Physiological interactions between diet and exercise in the etiology and prevention of ischaemic heart disease.

Abstract

Modern eating habits and sedentary life-style interact to promote atherosclerosis and increase risk of ischemic heart disease (IHD). Apparent sites of interaction affecting severity of coronary atherosclerosis are body weight, blood lipid-lipoproteins, blood pressure, glucose-insulin dynamics, and platelet aggregation. In addition the conditioning effects of physical activity on the heart and adrenergic system reduce myocardial oxygen and coronary blood flow requirements, and raise the threshold for ischemia and ventricular dysrhythmias in the presence of existing coronary atherosclerosis.
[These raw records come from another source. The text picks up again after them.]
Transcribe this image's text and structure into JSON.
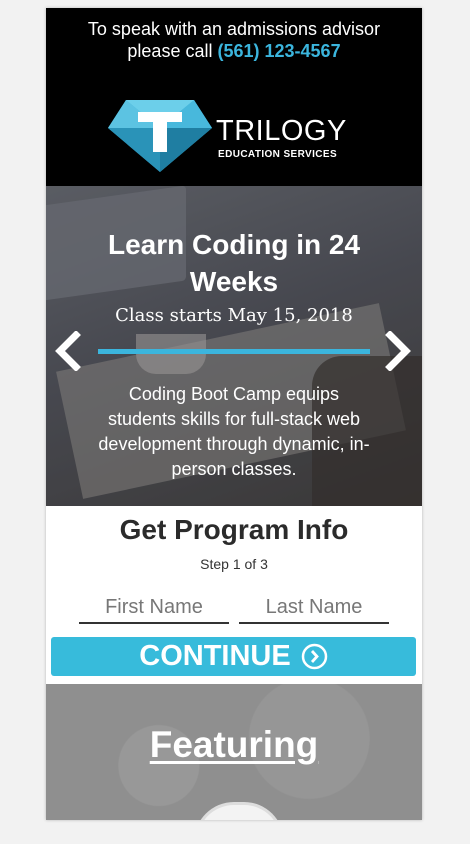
{
  "header": {
    "call_line1": "To speak with an admissions advisor",
    "call_line2": "please call",
    "phone": "(561) 123-4567",
    "logo_name": "TRILOGY",
    "logo_sub": "EDUCATION SERVICES"
  },
  "hero": {
    "title_line1": "Learn Coding in 24",
    "title_line2": "Weeks",
    "date": "Class starts May 15, 2018",
    "description": "Coding Boot Camp equips students skills for full-stack web development through dynamic, in-person classes.",
    "icons": {
      "prev": "chevron-left-icon",
      "next": "chevron-right-icon"
    }
  },
  "form": {
    "title": "Get Program Info",
    "step": "Step 1 of 3",
    "first_name_placeholder": "First Name",
    "last_name_placeholder": "Last Name",
    "continue_label": "CONTINUE"
  },
  "featuring": {
    "title": "Featuring"
  },
  "colors": {
    "accent": "#37bbdb",
    "phone": "#3bb5dd",
    "header_bg": "#000000",
    "featuring_bg": "#8f8f8f"
  }
}
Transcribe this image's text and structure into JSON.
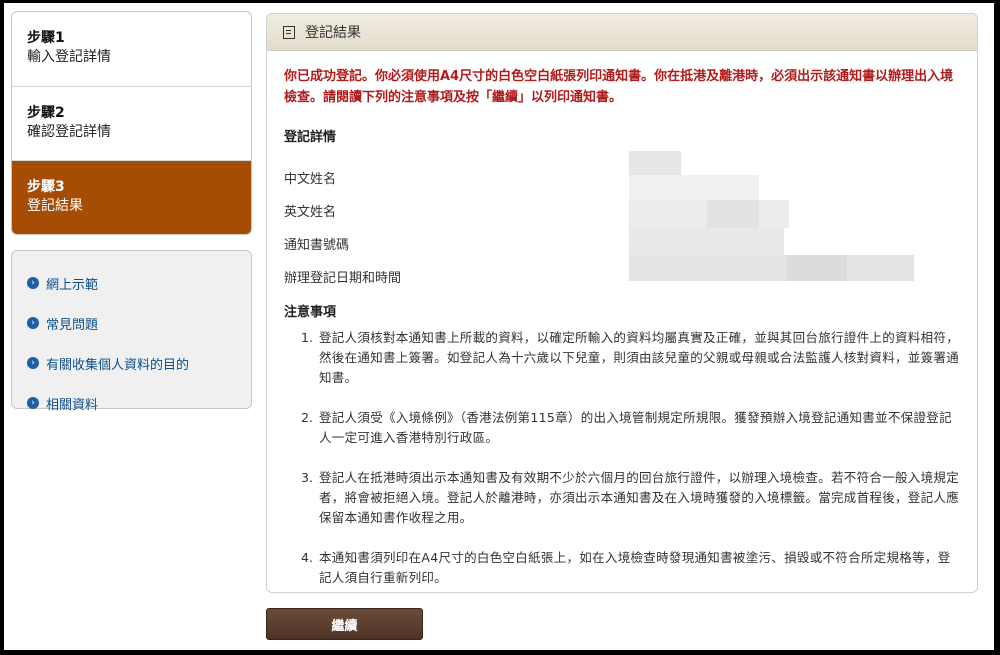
{
  "sidebar": {
    "steps": [
      {
        "title": "步驟1",
        "label": "輸入登記詳情"
      },
      {
        "title": "步驟2",
        "label": "確認登記詳情"
      },
      {
        "title": "步驟3",
        "label": "登記結果"
      }
    ],
    "links": [
      {
        "label": "網上示範"
      },
      {
        "label": "常見問題"
      },
      {
        "label": "有關收集個人資料的目的"
      },
      {
        "label": "相關資料"
      }
    ]
  },
  "panel": {
    "title": "登記結果",
    "success_message": "你已成功登記。你必須使用A4尺寸的白色空白紙張列印通知書。你在抵港及離港時，必須出示該通知書以辦理出入境檢查。請閱讀下列的注意事項及按「繼續」以列印通知書。",
    "details_title": "登記詳情",
    "fields": [
      {
        "label": "中文姓名"
      },
      {
        "label": "英文姓名"
      },
      {
        "label": "通知書號碼"
      },
      {
        "label": "辦理登記日期和時間"
      }
    ],
    "notes_title": "注意事項",
    "notes": [
      {
        "num": "1.",
        "text": "登記人須核對本通知書上所載的資料，以確定所輸入的資料均屬真實及正確，並與其回台旅行證件上的資料相符，然後在通知書上簽署。如登記人為十六歲以下兒童，則須由該兒童的父親或母親或合法監護人核對資料，並簽署通知書。"
      },
      {
        "num": "2.",
        "text": "登記人須受《入境條例》（香港法例第115章）的出入境管制規定所規限。獲發預辦入境登記通知書並不保證登記人一定可進入香港特別行政區。"
      },
      {
        "num": "3.",
        "text": "登記人在抵港時須出示本通知書及有效期不少於六個月的回台旅行證件，以辦理入境檢查。若不符合一般入境規定者，將會被拒絕入境。登記人於離港時，亦須出示本通知書及在入境時獲發的入境標籤。當完成首程後，登記人應保留本通知書作收程之用。"
      },
      {
        "num": "4.",
        "text": "本通知書須列印在A4尺寸的白色空白紙張上，如在入境檢查時發現通知書被塗污、損毀或不符合所定規格等，登記人須自行重新列印。"
      }
    ]
  },
  "continue_label": "繼續"
}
Dietary recommendations to reduce risk factors for IHD are to decrease intake of total and saturated fat, cholesterol, and sodium, increase intake of complex carbohydrates of plant origin and polyunsaturated fatty acids from vegetable oils and fish, adjust energy intake to maintain or achieve desirable body weight, and keep alcoholic consumption low. Epidemiologic evidence also suggests that risk of IHD can be further reduced with 30 to 60 minutes/day of even light or moderate intensity physical activity, including working around the home and yard, walking, exercise or sports. An optimal daily energy expenditure for IHD prevention appears to be between 150 and 300 kcal/day.

Cite this paper

@article{Leon1988PhysiologicalIB, title={Physiological interactions between diet and exercise in the etiology and prevention of ischaemic heart disease.}, author={Arthur S. Leon}, journal={Annals of clinical research}, year={1988}, volume={20 1-2}, pages={114-20} }